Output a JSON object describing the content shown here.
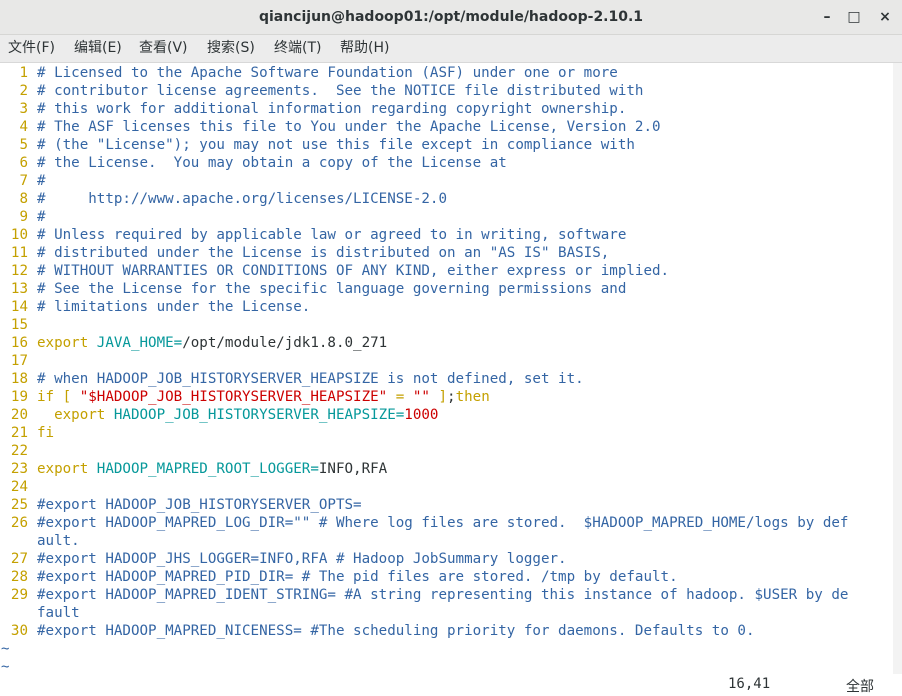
{
  "window": {
    "title": "qiancijun@hadoop01:/opt/module/hadoop-2.10.1",
    "controls": {
      "minimize": "–",
      "maximize": "□",
      "close": "×"
    }
  },
  "menu": [
    {
      "label": "文件(F)",
      "name": "menu-file"
    },
    {
      "label": "编辑(E)",
      "name": "menu-edit"
    },
    {
      "label": "查看(V)",
      "name": "menu-view"
    },
    {
      "label": "搜索(S)",
      "name": "menu-search"
    },
    {
      "label": "终端(T)",
      "name": "menu-terminal"
    },
    {
      "label": "帮助(H)",
      "name": "menu-help"
    }
  ],
  "editor": {
    "lines": [
      {
        "n": "1",
        "segs": [
          [
            "c",
            "# Licensed to the Apache Software Foundation (ASF) under one or more"
          ]
        ]
      },
      {
        "n": "2",
        "segs": [
          [
            "c",
            "# contributor license agreements.  See the NOTICE file distributed with"
          ]
        ]
      },
      {
        "n": "3",
        "segs": [
          [
            "c",
            "# this work for additional information regarding copyright ownership."
          ]
        ]
      },
      {
        "n": "4",
        "segs": [
          [
            "c",
            "# The ASF licenses this file to You under the Apache License, Version 2.0"
          ]
        ]
      },
      {
        "n": "5",
        "segs": [
          [
            "c",
            "# (the \"License\"); you may not use this file except in compliance with"
          ]
        ]
      },
      {
        "n": "6",
        "segs": [
          [
            "c",
            "# the License.  You may obtain a copy of the License at"
          ]
        ]
      },
      {
        "n": "7",
        "segs": [
          [
            "c",
            "#"
          ]
        ]
      },
      {
        "n": "8",
        "segs": [
          [
            "c",
            "#     http://www.apache.org/licenses/LICENSE-2.0"
          ]
        ]
      },
      {
        "n": "9",
        "segs": [
          [
            "c",
            "#"
          ]
        ]
      },
      {
        "n": "10",
        "segs": [
          [
            "c",
            "# Unless required by applicable law or agreed to in writing, software"
          ]
        ]
      },
      {
        "n": "11",
        "segs": [
          [
            "c",
            "# distributed under the License is distributed on an \"AS IS\" BASIS,"
          ]
        ]
      },
      {
        "n": "12",
        "segs": [
          [
            "c",
            "# WITHOUT WARRANTIES OR CONDITIONS OF ANY KIND, either express or implied."
          ]
        ]
      },
      {
        "n": "13",
        "segs": [
          [
            "c",
            "# See the License for the specific language governing permissions and"
          ]
        ]
      },
      {
        "n": "14",
        "segs": [
          [
            "c",
            "# limitations under the License."
          ]
        ]
      },
      {
        "n": "15",
        "segs": []
      },
      {
        "n": "16",
        "segs": [
          [
            "k",
            "export "
          ],
          [
            "v",
            "JAVA_HOME="
          ],
          [
            "p",
            "/opt/module/jdk1.8.0_271"
          ]
        ]
      },
      {
        "n": "17",
        "segs": []
      },
      {
        "n": "18",
        "segs": [
          [
            "c",
            "# when HADOOP_JOB_HISTORYSERVER_HEAPSIZE is not defined, set it."
          ]
        ]
      },
      {
        "n": "19",
        "segs": [
          [
            "k",
            "if [ "
          ],
          [
            "s",
            "\"$HADOOP_JOB_HISTORYSERVER_HEAPSIZE\""
          ],
          [
            "k",
            " = "
          ],
          [
            "s",
            "\"\""
          ],
          [
            "k",
            " ]"
          ],
          [
            "p",
            ";"
          ],
          [
            "k",
            "then"
          ]
        ]
      },
      {
        "n": "20",
        "segs": [
          [
            "k",
            "  export "
          ],
          [
            "v",
            "HADOOP_JOB_HISTORYSERVER_HEAPSIZE="
          ],
          [
            "s",
            "1000"
          ]
        ]
      },
      {
        "n": "21",
        "segs": [
          [
            "k",
            "fi"
          ]
        ]
      },
      {
        "n": "22",
        "segs": []
      },
      {
        "n": "23",
        "segs": [
          [
            "k",
            "export "
          ],
          [
            "v",
            "HADOOP_MAPRED_ROOT_LOGGER="
          ],
          [
            "p",
            "INFO,RFA"
          ]
        ]
      },
      {
        "n": "24",
        "segs": []
      },
      {
        "n": "25",
        "segs": [
          [
            "c",
            "#export HADOOP_JOB_HISTORYSERVER_OPTS="
          ]
        ]
      },
      {
        "n": "26",
        "segs": [
          [
            "c",
            "#export HADOOP_MAPRED_LOG_DIR=\"\" # Where log files are stored.  $HADOOP_MAPRED_HOME/logs by def"
          ]
        ]
      },
      {
        "n": "",
        "segs": [
          [
            "c",
            "ault."
          ]
        ]
      },
      {
        "n": "27",
        "segs": [
          [
            "c",
            "#export HADOOP_JHS_LOGGER=INFO,RFA # Hadoop JobSummary logger."
          ]
        ]
      },
      {
        "n": "28",
        "segs": [
          [
            "c",
            "#export HADOOP_MAPRED_PID_DIR= # The pid files are stored. /tmp by default."
          ]
        ]
      },
      {
        "n": "29",
        "segs": [
          [
            "c",
            "#export HADOOP_MAPRED_IDENT_STRING= #A string representing this instance of hadoop. $USER by de"
          ]
        ]
      },
      {
        "n": "",
        "segs": [
          [
            "c",
            "fault"
          ]
        ]
      },
      {
        "n": "30",
        "segs": [
          [
            "c",
            "#export HADOOP_MAPRED_NICENESS= #The scheduling priority for daemons. Defaults to 0."
          ]
        ]
      }
    ],
    "tildes": [
      "~",
      "~"
    ]
  },
  "status": {
    "position": "16,41",
    "scroll": "全部"
  },
  "colors": {
    "comment": "#3465a4",
    "keyword": "#c4a000",
    "variable": "#06989a",
    "string": "#cc0000",
    "text": "#2e3436",
    "line_number": "#c4a000"
  }
}
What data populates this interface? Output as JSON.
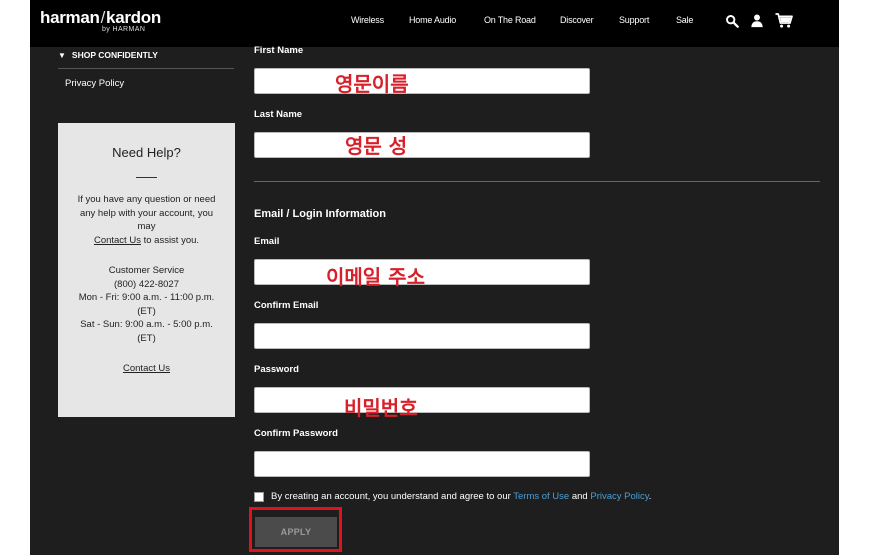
{
  "header": {
    "logo_main_left": "harman",
    "logo_slash": "/",
    "logo_main_right": "kardon",
    "logo_sub": "by HARMAN",
    "nav": [
      "Wireless",
      "Home Audio",
      "On The Road",
      "Discover",
      "Support",
      "Sale"
    ],
    "icons": [
      "search-icon",
      "user-icon",
      "cart-icon"
    ]
  },
  "sidebar": {
    "heading": "SHOP CONFIDENTLY",
    "links": [
      "Privacy Policy"
    ],
    "help": {
      "title": "Need Help?",
      "text_line1": "If you have any question or need",
      "text_line2": "any help with your account, you",
      "text_line3": "may",
      "contact_link_inline": "Contact Us",
      "text_after_link": " to assist you.",
      "cs_title": "Customer Service",
      "cs_phone": "(800) 422-8027",
      "cs_hours_weekday_1": "Mon - Fri: 9:00 a.m. - 11:00 p.m.",
      "cs_hours_weekday_2": "(ET)",
      "cs_hours_weekend_1": "Sat - Sun: 9:00 a.m. - 5:00 p.m.",
      "cs_hours_weekend_2": "(ET)",
      "contact_link": "Contact Us"
    }
  },
  "form": {
    "first_name_label": "First Name",
    "last_name_label": "Last Name",
    "section_title": "Email / Login Information",
    "email_label": "Email",
    "confirm_email_label": "Confirm Email",
    "password_label": "Password",
    "confirm_password_label": "Confirm Password",
    "agree_prefix": "By creating an account, you understand and agree to our ",
    "agree_terms": "Terms of Use",
    "agree_and": " and ",
    "agree_privacy": "Privacy Policy",
    "agree_suffix": ".",
    "apply_label": "APPLY"
  },
  "annotations": {
    "first_name": "영문이름",
    "last_name": "영문 성",
    "email": "이메일 주소",
    "password": "비밀번호"
  },
  "colors": {
    "background": "#1e1e1e",
    "header": "#000000",
    "annotation": "#d8202a",
    "link": "#4a9fd6"
  }
}
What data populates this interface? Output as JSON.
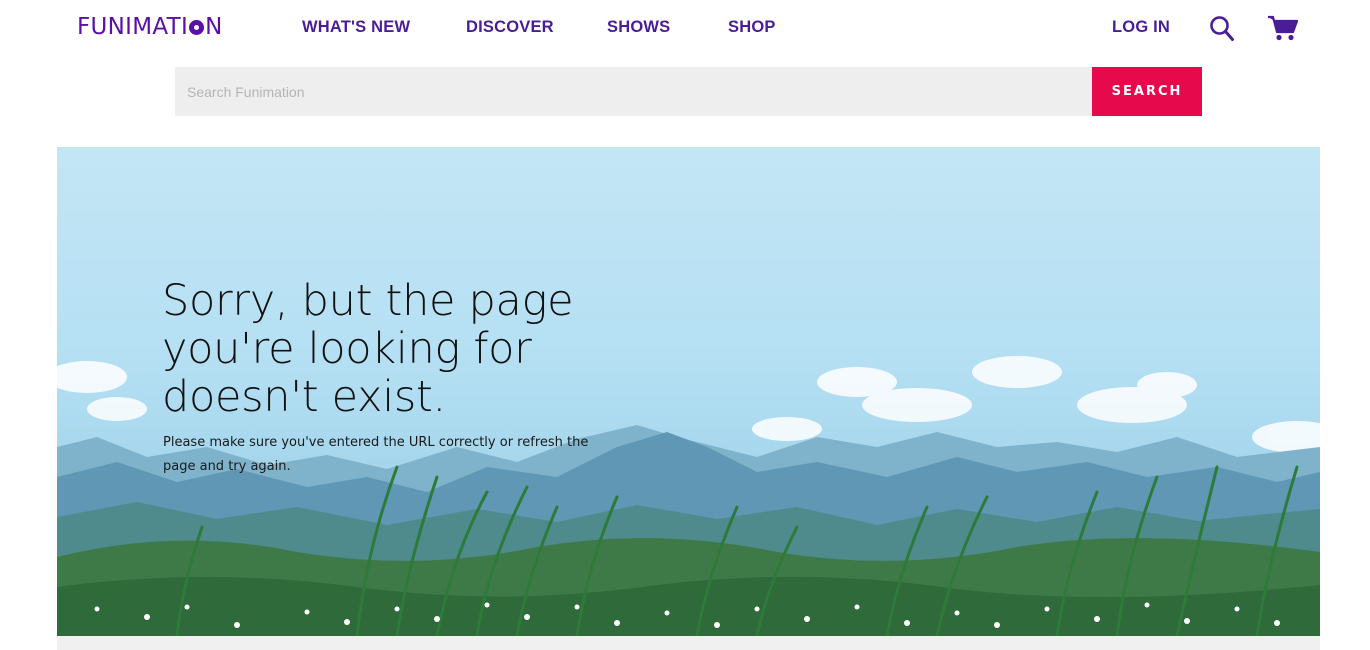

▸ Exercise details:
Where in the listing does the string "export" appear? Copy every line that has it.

▸ Answer to this exercise:
            "export "
            "  export "
            "export "
            "#export HADOOP_JOB_HISTORYSERVER_OPTS="
            "#export HADOOP_MAPRED_LOG_DIR=\"\" # Where log files are stored.  $HADOOP_MAPRED_HOME/logs by def"
            "#export HADOOP_JHS_LOGGER=INFO,RFA # Hadoop JobSummary logger."
            "#export HADOOP_MAPRED_PID_DIR= # The pid files are stored. /tmp by default."
            "#export HADOOP_MAPRED_IDENT_STRING= #A string representing this instance of hadoop. $USER by de"
            "#export HADOOP_MAPRED_NICENESS= #The scheduling priority for daemons. Defaults to 0."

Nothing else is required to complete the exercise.